=== Data to use ===

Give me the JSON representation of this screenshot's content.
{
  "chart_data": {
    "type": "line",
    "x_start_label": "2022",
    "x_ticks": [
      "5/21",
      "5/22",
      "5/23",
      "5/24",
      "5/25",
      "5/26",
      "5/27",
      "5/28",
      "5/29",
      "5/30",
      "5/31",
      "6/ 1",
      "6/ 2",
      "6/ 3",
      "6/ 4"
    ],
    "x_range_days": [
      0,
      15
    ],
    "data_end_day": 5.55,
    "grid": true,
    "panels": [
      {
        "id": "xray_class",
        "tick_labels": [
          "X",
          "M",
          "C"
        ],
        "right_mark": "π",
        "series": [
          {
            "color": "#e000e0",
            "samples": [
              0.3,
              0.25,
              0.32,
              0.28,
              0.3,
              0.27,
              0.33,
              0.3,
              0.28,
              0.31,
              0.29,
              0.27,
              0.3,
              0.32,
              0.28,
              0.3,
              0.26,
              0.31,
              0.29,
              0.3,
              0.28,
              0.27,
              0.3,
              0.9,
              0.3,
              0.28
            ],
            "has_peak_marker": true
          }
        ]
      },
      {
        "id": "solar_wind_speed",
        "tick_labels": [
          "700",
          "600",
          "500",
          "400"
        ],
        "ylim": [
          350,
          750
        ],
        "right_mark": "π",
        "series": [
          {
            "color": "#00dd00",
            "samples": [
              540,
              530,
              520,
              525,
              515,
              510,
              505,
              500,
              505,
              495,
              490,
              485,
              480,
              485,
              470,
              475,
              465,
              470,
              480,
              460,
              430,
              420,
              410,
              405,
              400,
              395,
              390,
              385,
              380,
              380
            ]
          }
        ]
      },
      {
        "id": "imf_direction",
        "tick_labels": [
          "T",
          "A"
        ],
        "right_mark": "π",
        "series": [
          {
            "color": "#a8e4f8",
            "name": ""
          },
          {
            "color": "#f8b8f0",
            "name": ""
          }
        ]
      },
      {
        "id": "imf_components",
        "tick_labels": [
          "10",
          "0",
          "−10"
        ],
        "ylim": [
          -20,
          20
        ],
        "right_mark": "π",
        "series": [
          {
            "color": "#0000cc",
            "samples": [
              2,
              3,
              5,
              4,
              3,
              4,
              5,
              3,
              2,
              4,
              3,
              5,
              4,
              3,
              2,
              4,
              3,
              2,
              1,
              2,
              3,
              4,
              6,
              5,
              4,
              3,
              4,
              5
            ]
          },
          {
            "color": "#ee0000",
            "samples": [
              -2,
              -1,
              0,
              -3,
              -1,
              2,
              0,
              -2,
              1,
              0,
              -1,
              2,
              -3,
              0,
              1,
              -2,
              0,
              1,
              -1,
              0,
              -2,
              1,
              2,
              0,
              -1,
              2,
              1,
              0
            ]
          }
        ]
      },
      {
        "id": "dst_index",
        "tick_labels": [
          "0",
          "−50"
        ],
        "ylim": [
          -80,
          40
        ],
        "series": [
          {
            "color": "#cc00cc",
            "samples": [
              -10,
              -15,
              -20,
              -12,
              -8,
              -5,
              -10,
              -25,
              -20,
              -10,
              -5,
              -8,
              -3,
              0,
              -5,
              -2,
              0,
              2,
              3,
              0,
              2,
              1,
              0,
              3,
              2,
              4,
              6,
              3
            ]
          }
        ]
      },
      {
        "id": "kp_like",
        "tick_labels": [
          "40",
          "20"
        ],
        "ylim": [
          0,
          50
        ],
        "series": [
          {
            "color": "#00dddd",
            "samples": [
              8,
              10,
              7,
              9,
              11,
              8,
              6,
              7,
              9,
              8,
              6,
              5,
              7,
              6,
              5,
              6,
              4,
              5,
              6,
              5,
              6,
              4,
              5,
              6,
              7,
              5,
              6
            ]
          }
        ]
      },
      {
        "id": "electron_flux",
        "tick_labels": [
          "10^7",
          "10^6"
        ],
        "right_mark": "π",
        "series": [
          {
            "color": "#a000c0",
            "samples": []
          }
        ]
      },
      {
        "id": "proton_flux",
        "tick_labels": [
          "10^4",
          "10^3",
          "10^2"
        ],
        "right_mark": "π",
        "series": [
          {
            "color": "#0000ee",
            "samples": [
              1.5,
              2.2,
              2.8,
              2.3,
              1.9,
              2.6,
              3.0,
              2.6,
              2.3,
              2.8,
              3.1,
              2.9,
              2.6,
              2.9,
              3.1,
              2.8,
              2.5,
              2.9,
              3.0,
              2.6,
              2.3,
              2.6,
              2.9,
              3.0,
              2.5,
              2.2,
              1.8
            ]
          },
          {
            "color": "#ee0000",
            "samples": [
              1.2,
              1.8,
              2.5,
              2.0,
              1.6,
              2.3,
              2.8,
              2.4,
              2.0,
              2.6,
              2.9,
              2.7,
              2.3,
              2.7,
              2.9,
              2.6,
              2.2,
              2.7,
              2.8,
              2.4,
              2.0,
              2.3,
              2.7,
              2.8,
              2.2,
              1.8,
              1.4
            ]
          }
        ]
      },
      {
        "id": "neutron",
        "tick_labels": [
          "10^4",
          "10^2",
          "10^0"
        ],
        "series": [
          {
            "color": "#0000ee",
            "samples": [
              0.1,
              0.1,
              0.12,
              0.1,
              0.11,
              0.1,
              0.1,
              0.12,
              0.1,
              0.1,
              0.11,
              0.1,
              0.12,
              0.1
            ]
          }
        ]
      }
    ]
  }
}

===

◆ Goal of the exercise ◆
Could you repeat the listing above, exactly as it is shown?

◆ Solved exercise ◆
Give me the JSON representation of this screenshot's content.
{
  "chart_data": {
    "type": "line",
    "x_start_label": "2022",
    "x_ticks": [
      "5/21",
      "5/22",
      "5/23",
      "5/24",
      "5/25",
      "5/26",
      "5/27",
      "5/28",
      "5/29",
      "5/30",
      "5/31",
      "6/ 1",
      "6/ 2",
      "6/ 3",
      "6/ 4"
    ],
    "x_range_days": [
      0,
      15
    ],
    "data_end_day": 5.55,
    "grid": true,
    "panels": [
      {
        "id": "xray_class",
        "tick_labels": [
          "X",
          "M",
          "C"
        ],
        "right_mark": "π",
        "series": [
          {
            "color": "#e000e0",
            "samples": [
              0.3,
              0.25,
              0.32,
              0.28,
              0.3,
              0.27,
              0.33,
              0.3,
              0.28,
              0.31,
              0.29,
              0.27,
              0.3,
              0.32,
              0.28,
              0.3,
              0.26,
              0.31,
              0.29,
              0.3,
              0.28,
              0.27,
              0.3,
              0.9,
              0.3,
              0.28
            ],
            "has_peak_marker": true
          }
        ]
      },
      {
        "id": "solar_wind_speed",
        "tick_labels": [
          "700",
          "600",
          "500",
          "400"
        ],
        "ylim": [
          350,
          750
        ],
        "right_mark": "π",
        "series": [
          {
            "color": "#00dd00",
            "samples": [
              540,
              530,
              520,
              525,
              515,
              510,
              505,
              500,
              505,
              495,
              490,
              485,
              480,
              485,
              470,
              475,
              465,
              470,
              480,
              460,
              430,
              420,
              410,
              405,
              400,
              395,
              390,
              385,
              380,
              380
            ]
          }
        ]
      },
      {
        "id": "imf_direction",
        "tick_labels": [
          "T",
          "A"
        ],
        "right_mark": "π",
        "series": [
          {
            "color": "#a8e4f8",
            "name": ""
          },
          {
            "color": "#f8b8f0",
            "name": ""
          }
        ]
      },
      {
        "id": "imf_components",
        "tick_labels": [
          "10",
          "0",
          "−10"
        ],
        "ylim": [
          -20,
          20
        ],
        "right_mark": "π",
        "series": [
          {
            "color": "#0000cc",
            "samples": [
              2,
              3,
              5,
              4,
              3,
              4,
              5,
              3,
              2,
              4,
              3,
              5,
              4,
              3,
              2,
              4,
              3,
              2,
              1,
              2,
              3,
              4,
              6,
              5,
              4,
              3,
              4,
              5
            ]
          },
          {
            "color": "#ee0000",
            "samples": [
              -2,
              -1,
              0,
              -3,
              -1,
              2,
              0,
              -2,
              1,
              0,
              -1,
              2,
              -3,
              0,
              1,
              -2,
              0,
              1,
              -1,
              0,
              -2,
              1,
              2,
              0,
              -1,
              2,
              1,
              0
            ]
          }
        ]
      },
      {
        "id": "dst_index",
        "tick_labels": [
          "0",
          "−50"
        ],
        "ylim": [
          -80,
          40
        ],
        "series": [
          {
            "color": "#cc00cc",
            "samples": [
              -10,
              -15,
              -20,
              -12,
              -8,
              -5,
              -10,
              -25,
              -20,
              -10,
              -5,
              -8,
              -3,
              0,
              -5,
              -2,
              0,
              2,
              3,
              0,
              2,
              1,
              0,
              3,
              2,
              4,
              6,
              3
            ]
          }
        ]
      },
      {
        "id": "kp_like",
        "tick_labels": [
          "40",
          "20"
        ],
        "ylim": [
          0,
          50
        ],
        "series": [
          {
            "color": "#00dddd",
            "samples": [
              8,
              10,
              7,
              9,
              11,
              8,
              6,
              7,
              9,
              8,
              6,
              5,
              7,
              6,
              5,
              6,
              4,
              5,
              6,
              5,
              6,
              4,
              5,
              6,
              7,
              5,
              6
            ]
          }
        ]
      },
      {
        "id": "electron_flux",
        "tick_labels": [
          "10^7",
          "10^6"
        ],
        "right_mark": "π",
        "series": [
          {
            "color": "#a000c0",
            "samples": []
          }
        ]
      },
      {
        "id": "proton_flux",
        "tick_labels": [
          "10^4",
          "10^3",
          "10^2"
        ],
        "right_mark": "π",
        "series": [
          {
            "color": "#0000ee",
            "samples": [
              1.5,
              2.2,
              2.8,
              2.3,
              1.9,
              2.6,
              3.0,
              2.6,
              2.3,
              2.8,
              3.1,
              2.9,
              2.6,
              2.9,
              3.1,
              2.8,
              2.5,
              2.9,
              3.0,
              2.6,
              2.3,
              2.6,
              2.9,
              3.0,
              2.5,
              2.2,
              1.8
            ]
          },
          {
            "color": "#ee0000",
            "samples": [
              1.2,
              1.8,
              2.5,
              2.0,
              1.6,
              2.3,
              2.8,
              2.4,
              2.0,
              2.6,
              2.9,
              2.7,
              2.3,
              2.7,
              2.9,
              2.6,
              2.2,
              2.7,
              2.8,
              2.4,
              2.0,
              2.3,
              2.7,
              2.8,
              2.2,
              1.8,
              1.4
            ]
          }
        ]
      },
      {
        "id": "neutron",
        "tick_labels": [
          "10^4",
          "10^2",
          "10^0"
        ],
        "series": [
          {
            "color": "#0000ee",
            "samples": [
              0.1,
              0.1,
              0.12,
              0.1,
              0.11,
              0.1,
              0.1,
              0.12,
              0.1,
              0.1,
              0.11,
              0.1,
              0.12,
              0.1
            ]
          }
        ]
      }
    ]
  }
}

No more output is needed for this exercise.